Civilians accused of supporting communism are laid out in their mass graves before being executed in Daejeon, South Korea, during the 1950 “Summer of Terror” — in which the government is believed to have killed 100,000 people in similar massacres, according to its own modern estimates.
Tsai Ing-Wen on Time Magazine cover Taiwan (2015) [Source]
Chou Tzuyu in My Little Television (online segment) South Korea (2015) [Source]
In case you haven’t heard, Taiwan now has a new president!
Tsai Ing-wen / 蔡英文 is a law academic from the DPP (Democratic Progressive Party), the country’s most pro-independence party. She also happens to be Asia’s first woman leader who didn’t get elected through dynastic politics - i.e. she isn’t the daughter or wife of a great politician. Hell, she isn’t even married. And she loves cats and LGBT rights!

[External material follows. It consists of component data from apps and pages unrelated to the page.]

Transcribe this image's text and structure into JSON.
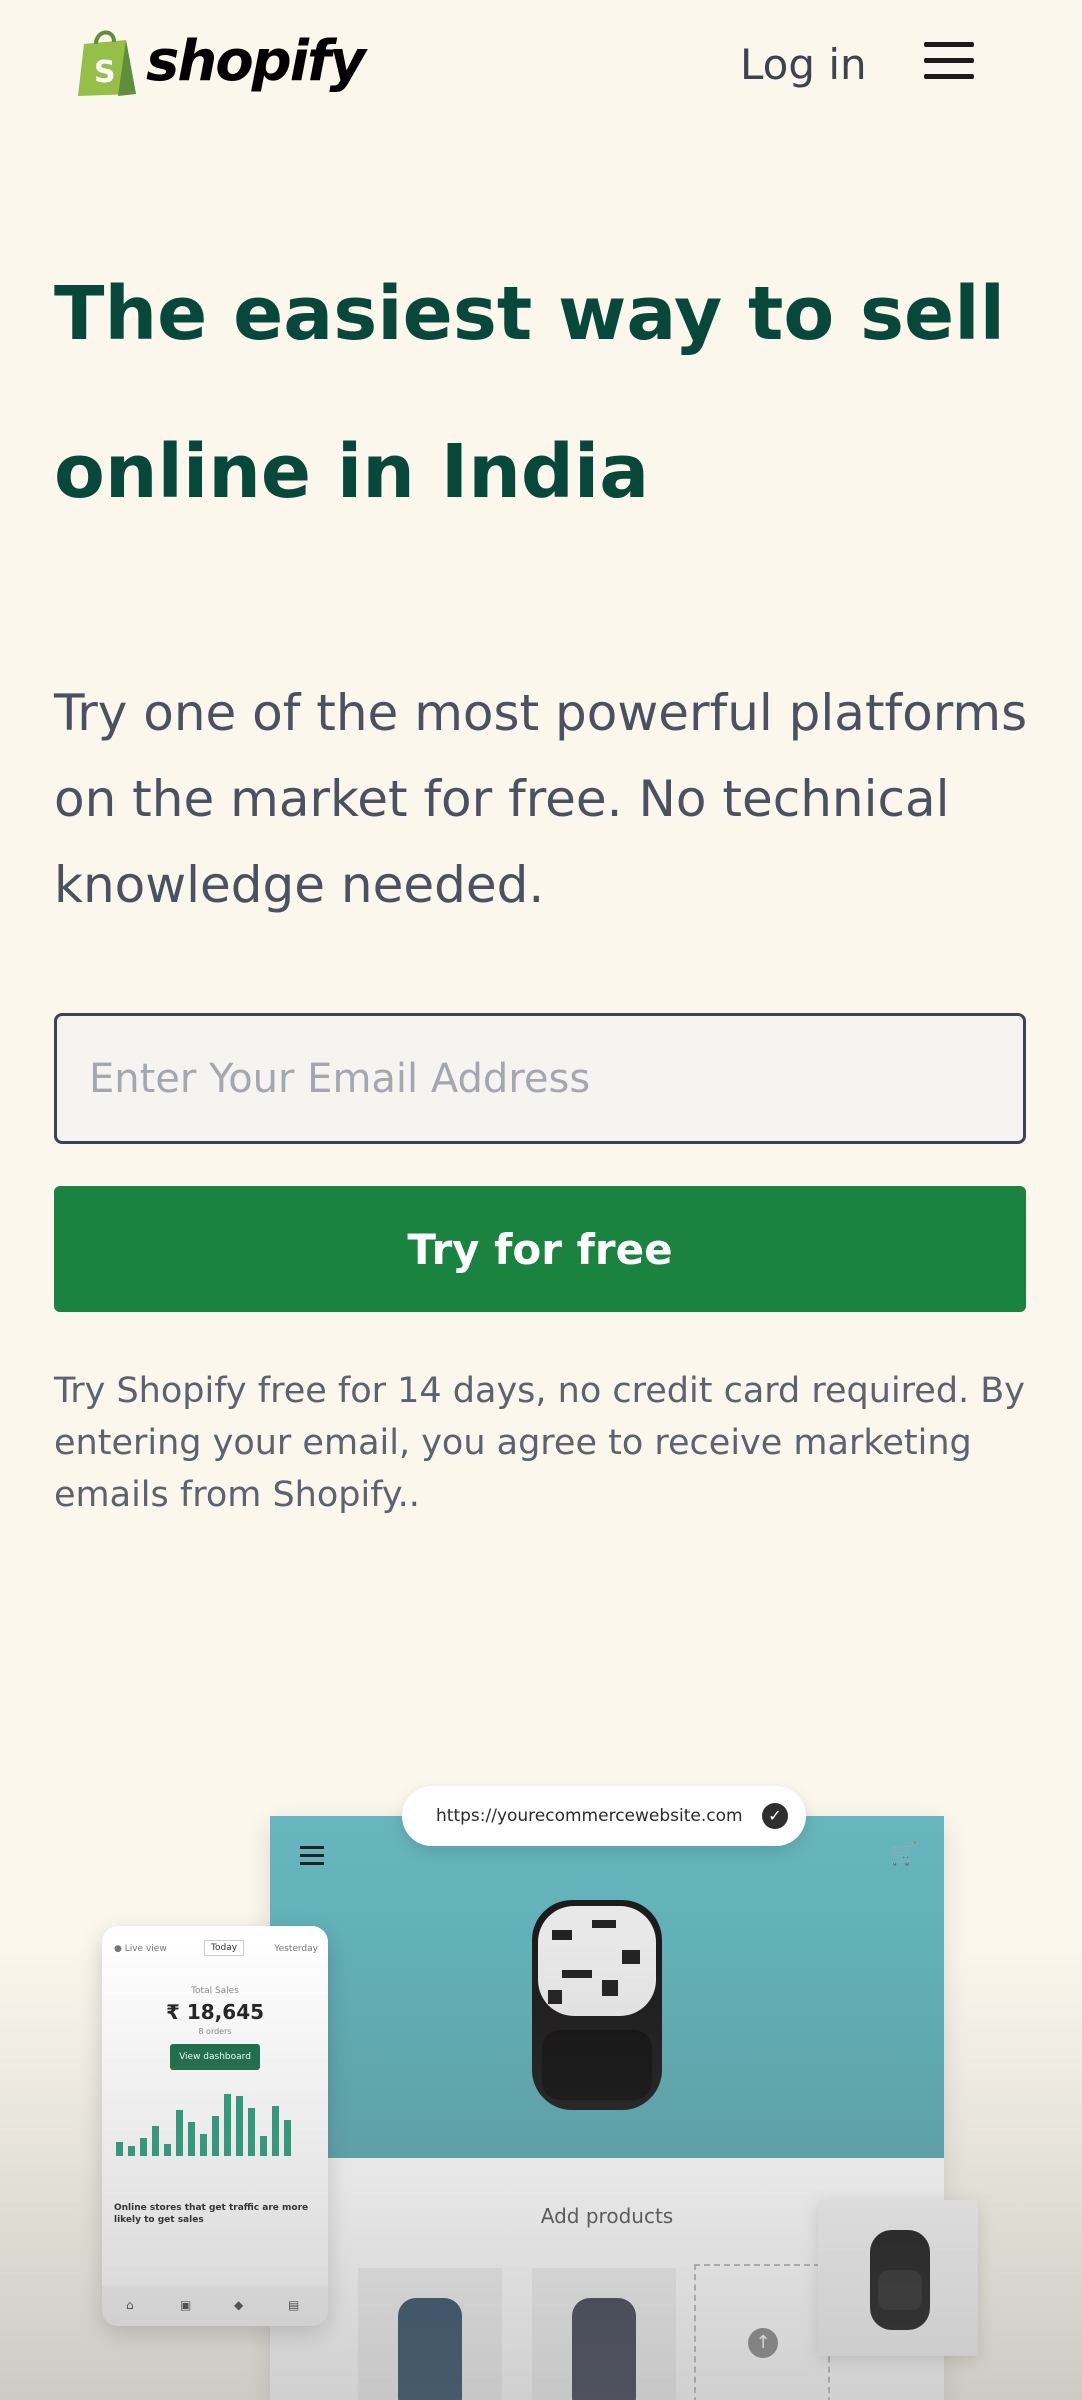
{
  "header": {
    "brand": "shopify",
    "login_label": "Log in",
    "menu_icon": "hamburger-menu-icon"
  },
  "hero": {
    "headline_line1": "The easiest way to sell",
    "headline_line2": "online in India",
    "subhead": "Try one of the most powerful platforms on the market for free. No technical knowledge needed.",
    "email_placeholder": "Enter Your Email Address",
    "email_value": "",
    "cta_label": "Try for free",
    "disclaimer": "Try Shopify free for 14 days, no credit card required. By entering your email, you agree to receive marketing emails from Shopify.."
  },
  "illustration": {
    "url_prefix": "https://",
    "url_domain": "yourecommercewebsite.com",
    "add_products": "Add products",
    "phone": {
      "live_view": "● Live view",
      "today": "Today",
      "yesterday": "Yesterday",
      "total_sales_label": "Total Sales",
      "total_sales_value": "₹ 18,645",
      "orders": "8 orders",
      "dashboard_button": "View dashboard",
      "message": "Online stores that get traffic are more likely to get sales"
    }
  },
  "colors": {
    "background": "#fbf7ed",
    "headline": "#08483b",
    "cta": "#1a833f",
    "brand_green": "#95bf47"
  }
}
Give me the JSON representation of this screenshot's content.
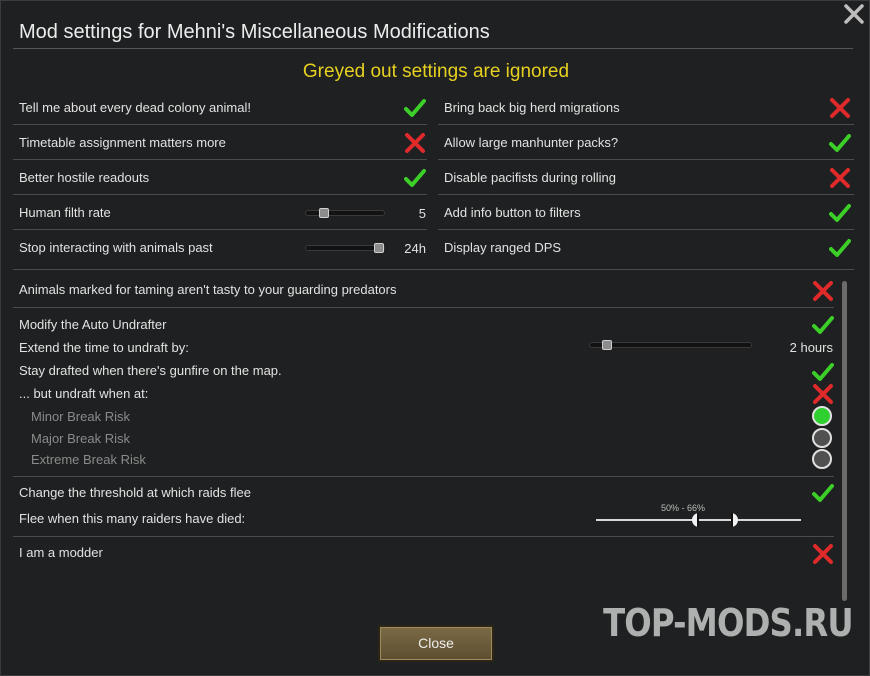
{
  "window": {
    "title": "Mod settings for Mehni's Miscellaneous Modifications",
    "subtitle": "Greyed out settings are ignored"
  },
  "left_settings": [
    {
      "label": "Tell me about every dead colony animal!",
      "type": "check",
      "state": "on"
    },
    {
      "label": "Timetable assignment matters more",
      "type": "check",
      "state": "off"
    },
    {
      "label": "Better hostile readouts",
      "type": "check",
      "state": "on"
    },
    {
      "label": "Human filth rate",
      "type": "slider",
      "value": "5",
      "fraction": 0.18
    },
    {
      "label": "Stop interacting with animals past",
      "type": "slider",
      "value": "24h",
      "fraction": 0.95
    }
  ],
  "right_settings": [
    {
      "label": "Bring back big herd migrations",
      "state": "off"
    },
    {
      "label": "Allow large manhunter packs?",
      "state": "on"
    },
    {
      "label": "Disable pacifists during rolling",
      "state": "off"
    },
    {
      "label": "Add info button to filters",
      "state": "on"
    },
    {
      "label": "Display ranged DPS",
      "state": "on"
    }
  ],
  "lower": {
    "animals_taming": {
      "label": "Animals marked for taming aren't tasty to your guarding predators",
      "state": "off"
    },
    "auto_undrafter": {
      "label": "Modify the Auto Undrafter",
      "state": "on"
    },
    "extend_time": {
      "label": "Extend the time to undraft by:",
      "value": "2 hours",
      "fraction": 0.05
    },
    "stay_drafted": {
      "label": "Stay drafted when there's gunfire on the map.",
      "state": "on"
    },
    "undraft_when": {
      "label": "... but undraft when at:",
      "state": "off"
    },
    "break_risks": [
      {
        "label": "Minor Break Risk",
        "selected": true
      },
      {
        "label": "Major Break Risk",
        "selected": false
      },
      {
        "label": "Extreme Break Risk",
        "selected": false
      }
    ],
    "raid_threshold": {
      "label": "Change the threshold at which raids flee",
      "state": "on"
    },
    "flee_when": {
      "label": "Flee when this many raiders have died:",
      "range_label": "50% - 66%",
      "low": 0.5,
      "high": 0.66
    },
    "modder": {
      "label": "I am a modder",
      "state": "off"
    }
  },
  "buttons": {
    "close": "Close"
  },
  "watermark": "TOP-MODS.RU",
  "colors": {
    "check_on": "#3ccf28",
    "check_off": "#e02a2a",
    "accent": "#e6d020"
  }
}
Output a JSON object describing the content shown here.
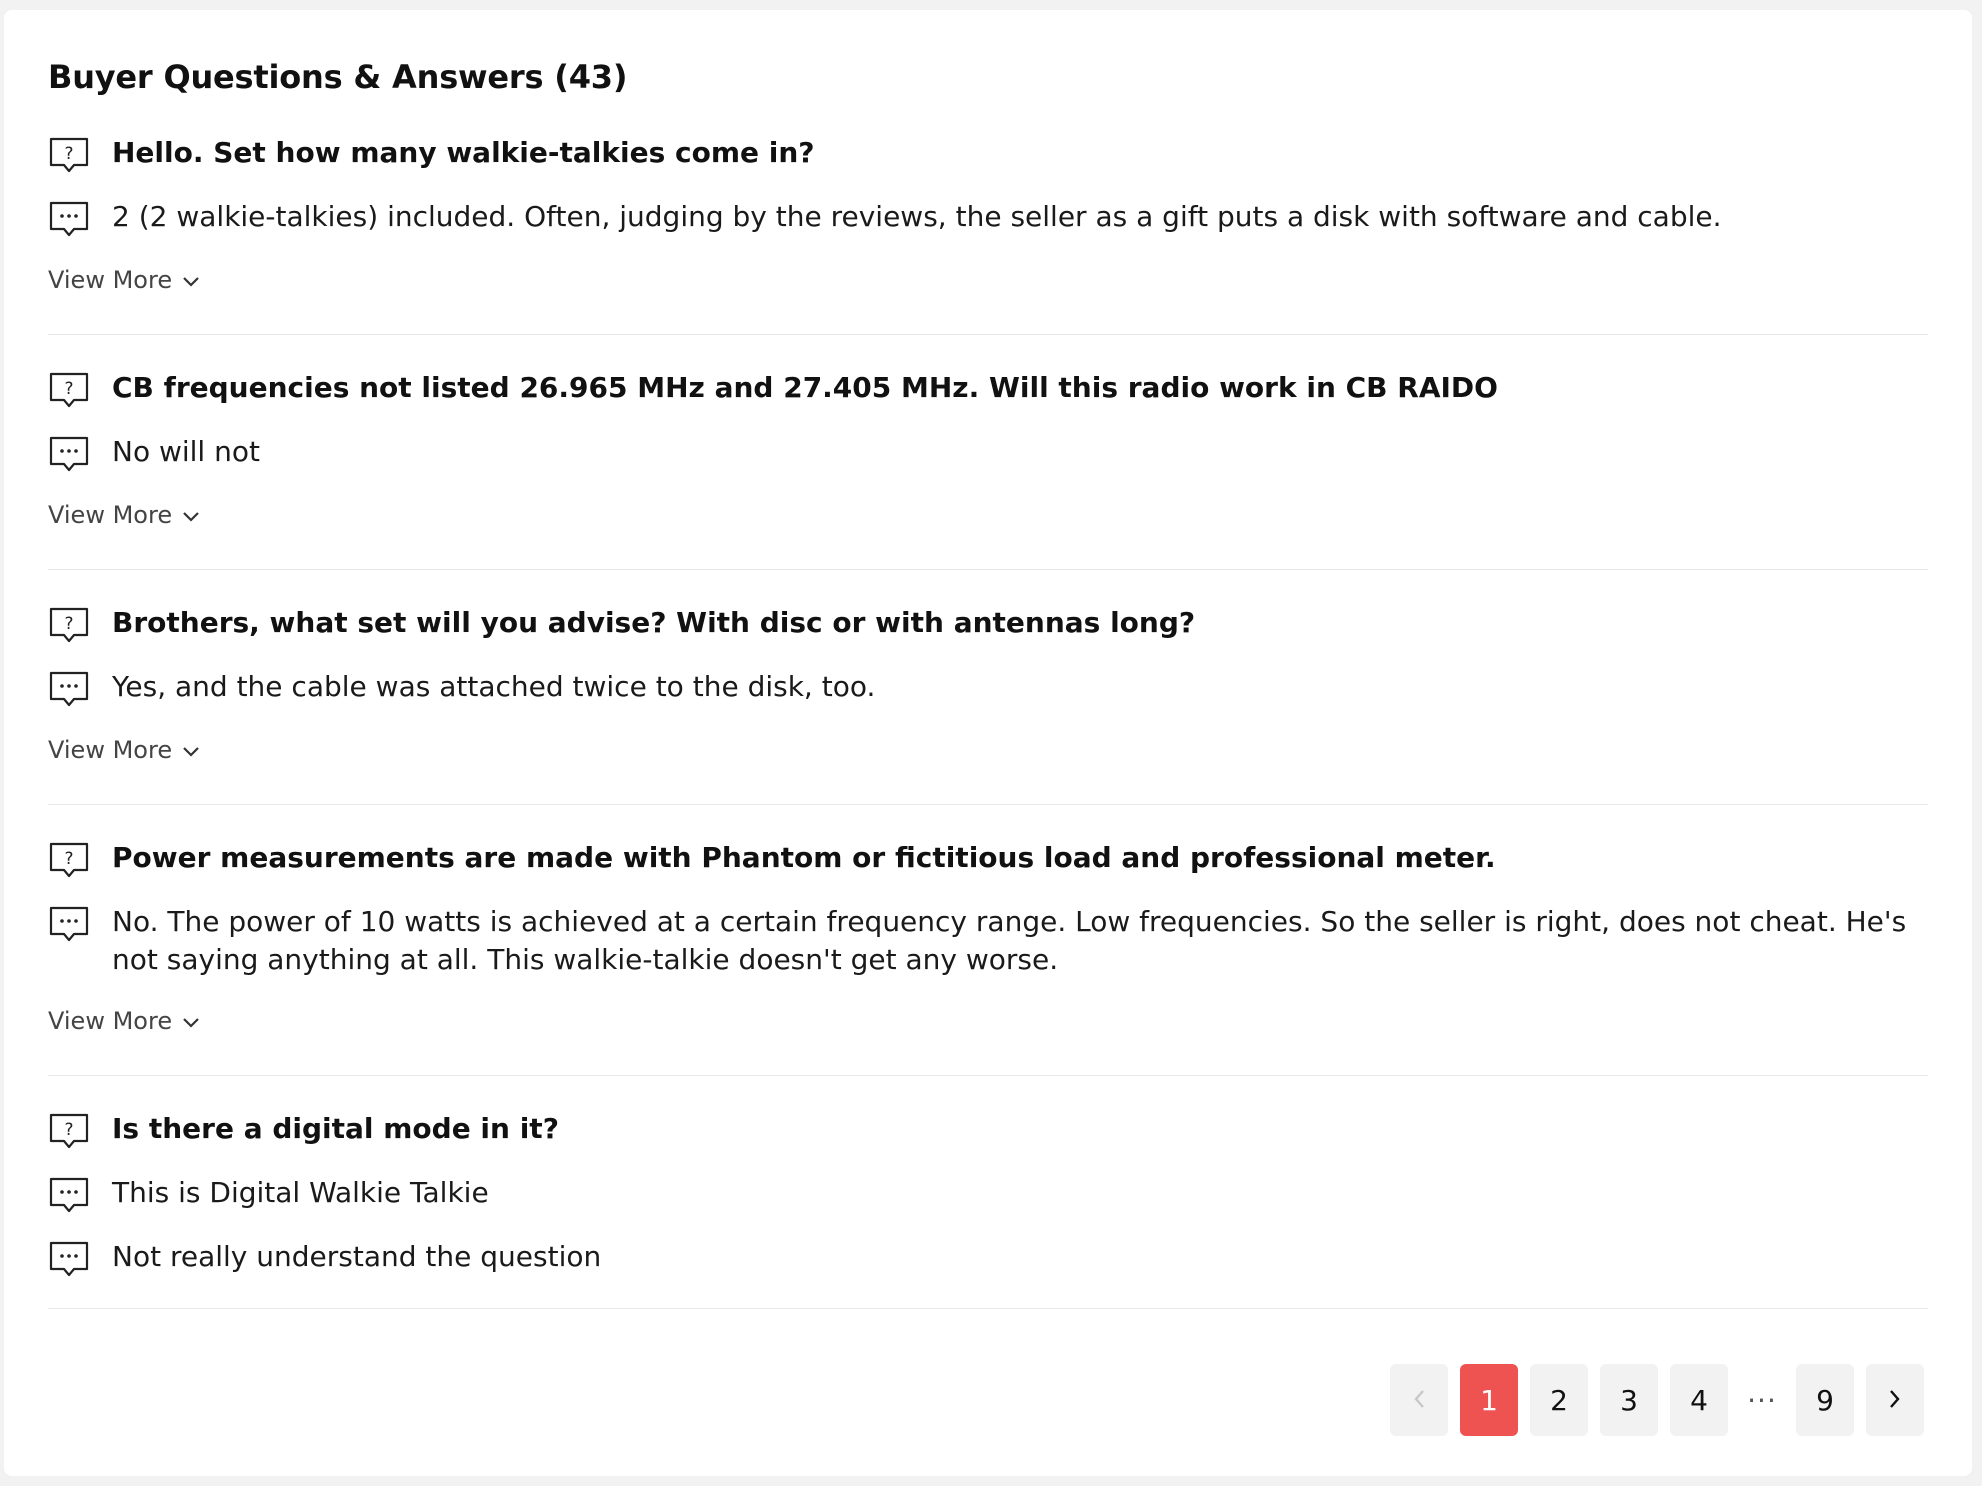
{
  "section": {
    "title": "Buyer Questions & Answers (43)"
  },
  "view_more_label": "View More",
  "qa": [
    {
      "question": "Hello. Set how many walkie-talkies come in?",
      "answers": [
        "2 (2 walkie-talkies) included. Often, judging by the reviews, the seller as a gift puts a disk with software and cable."
      ],
      "has_view_more": true
    },
    {
      "question": "CB frequencies not listed 26.965 MHz and 27.405 MHz. Will this radio work in CB RAIDO",
      "answers": [
        "No will not"
      ],
      "has_view_more": true
    },
    {
      "question": "Brothers, what set will you advise? With disc or with antennas long?",
      "answers": [
        "Yes, and the cable was attached twice to the disk, too."
      ],
      "has_view_more": true
    },
    {
      "question": "Power measurements are made with Phantom or fictitious load and professional meter.",
      "answers": [
        "No. The power of 10 watts is achieved at a certain frequency range. Low frequencies. So the seller is right, does not cheat. He's not saying anything at all. This walkie-talkie doesn't get any worse."
      ],
      "has_view_more": true
    },
    {
      "question": "Is there a digital mode in it?",
      "answers": [
        "This is Digital Walkie Talkie",
        "Not really understand the question"
      ],
      "has_view_more": false
    }
  ],
  "pagination": {
    "prev_icon": "chevron-left-icon",
    "next_icon": "chevron-right-icon",
    "pages": [
      "1",
      "2",
      "3",
      "4"
    ],
    "ellipsis": "···",
    "last_page": "9",
    "current": "1",
    "active_color": "#ee5352"
  }
}
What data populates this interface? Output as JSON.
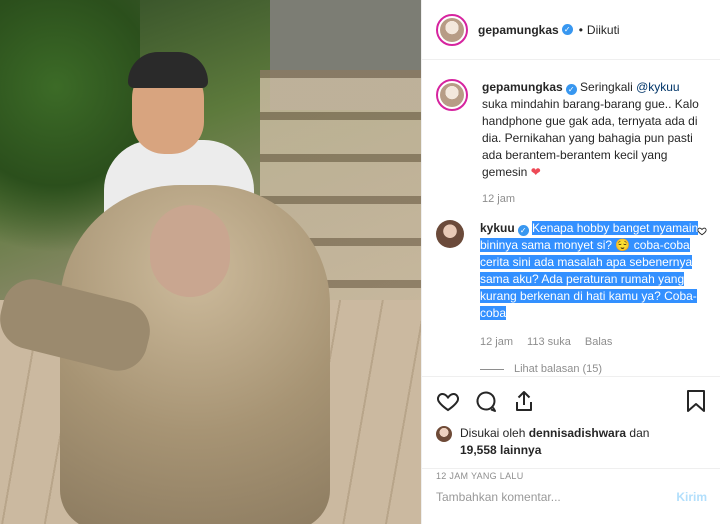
{
  "header": {
    "username": "gepamungkas",
    "separator": "•",
    "follow_status": "Diikuti"
  },
  "caption": {
    "username": "gepamungkas",
    "lead": "Seringkali ",
    "mention": "@kykuu",
    "text": " suka mindahin barang-barang gue.. Kalo handphone gue gak ada, ternyata ada di dia. Pernikahan yang bahagia pun pasti ada berantem-berantem kecil yang gemesin ",
    "heart": "❤",
    "time": "12 jam"
  },
  "reply": {
    "username": "kykuu",
    "text_1": "Kenapa hobby banget nyamain bininya sama monyet si? ",
    "emoji": "😌",
    "text_2": " coba-coba cerita sini ada masalah apa sebenernya sama aku? Ada peraturan rumah yang kurang berkenan di hati kamu ya? Coba-coba",
    "time": "12 jam",
    "likes": "113 suka",
    "reply_label": "Balas",
    "view_replies": "Lihat balasan (15)"
  },
  "likes": {
    "prefix": "Disukai oleh ",
    "user": "dennisadishwara",
    "middle": " dan ",
    "count": "19,558 lainnya"
  },
  "timestamp": "12 JAM YANG LALU",
  "add_comment": {
    "placeholder": "Tambahkan komentar...",
    "post_label": "Kirim"
  },
  "colors": {
    "verified": "#3897f0",
    "selection": "#3390ff",
    "heart": "#ed4956",
    "post_disabled": "#b2dffc"
  },
  "icons": [
    "heart-icon",
    "comment-icon",
    "share-icon",
    "bookmark-icon",
    "verified-icon"
  ]
}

Interestingly, she may have received her double-digit lead thanks to a 21st century intersection of K-pop and pressure from the People’s Republic of China.
The public humiliation of a young Taiwanese entertainer in South Korea has sparked outrage among the Taiwanese, who retaliated with an even more powerful weapon — their votes
Chou Tzu-yu (周子瑜) isn’t her usual bubbly self in the short video, which has spread like brushfire in social media over the past 24 hours. The Taiwan-born 16-year-old member of the South Korean pop band TWICE has been forced to apologize, on film, for holding a Nationalist flag (symbol for the Republic of China) during a recent filming, and, reading from a script, to “admit” that she is Chinese rather than Taiwanese. Visibly shaken, the young woman doesn’t exactly radiate pride in her avowed Chineseness. In fact, it is clear that the confession, which has drawn many comparisons to videos produced by the Islamic State, was made under duress and under threat by her South Korean agent and Chinese sponsors that her career as an entertainer would be jeopardized should she refuse to humiliate herself on camera.
Chou Tzuyu’s Public Apology South Korea/Taiwan (2016) [Source]
What is most shocking about the incident (besides the idea that Chinese zealots would force a 16-year-old to go through this) is its timing. As the confession was beginning to spread on the Internet (more than 2.5 million views on YouTube since Jan. 15), millions of Taiwanese were readying to vote for their future president and parliament in the sixth free general election since their country democratized after decades of authoritarian rule. By depicting Chou as a “Taiwanese splittist” for displaying the ROC flag, those responsible for this incident confirmed once again why the majority of Taiwanese want nothing to do with becoming part of the People’s Republic of China.
With their act, the geniuses at Huawei, the Chinese cellphone maker that, after Chou’s “crime” was exposed and sparked “outrage” in hypersensitive China, pressured South Korea’s LG Uplus to cease all cooperation with Chou, have succeeded in offending not only Taiwanese patriots but also many supporters of the Beijing-friendly Chinese Nationalist Party (KMT) who take great pride in the ROC. Chou has endorsed Huawei’s Y6 cellphone in the South Korean market. LG Uplus has signed apartnership with Huawei for its LTE network equipment.
Huawei and LG users, take note. ;)
Unsurprisingly, President Ma Ying-jeou (馬英九) of the KMT and James Soong (宋楚瑜), who is running for the presidency as head of the People First Party, have both condemned the attack against Chou and maintain that she has nothing to apologize for. The Ministry of Foreign Affairs also stepped in on Saturday, emphasizing that the ROC is a sovereign, independent country. Meanwhile, the response among supporters of the Democratic Progressive Party presidential candidate, Tsai Ing-wen (蔡英文), who is widely expected to be elected on Saturday, has been scathing and voluminous.
“This is the final straw. [The] KMT is done tomorrow as this video gets posted all over FB,” one Netizen wrote. “Communist China pig pressured, and directing the fucking dirty China pig 黃安, a poor, jobless, brainless, out-of-dated middle-aged singer did it,” wrote another, referring to Taiwanese singer Huang An, a pro-Beijing entertainer who has made it his “duty” to tip-off the Chinese government about the activities of Taiwanese entertainers and who is believed to have exposed Chou’s “transgression.” Indicatively, the Taiwan-born Huang, who reportedly became a Chinese citizen in 2001, is said to have called upon the pro-unification “ex” gangster Chang An-le (張安樂), a.k.a. White Wolf, to provide him personal protection when he returns to Taiwan during Lunar New Year…
Although the Chou affair is unlikely to have a decisive impact on the elections in Taiwan, many observers have reported being told by Taiwanese that the incident had emboldened them to vote, even if they have to travel to do so. If ever there was a sign of maturity among the Taiwanese, this is it: After the initial flash of anger, they responded to an affront by peacefully casting a vote. In the end, Taiwan wins.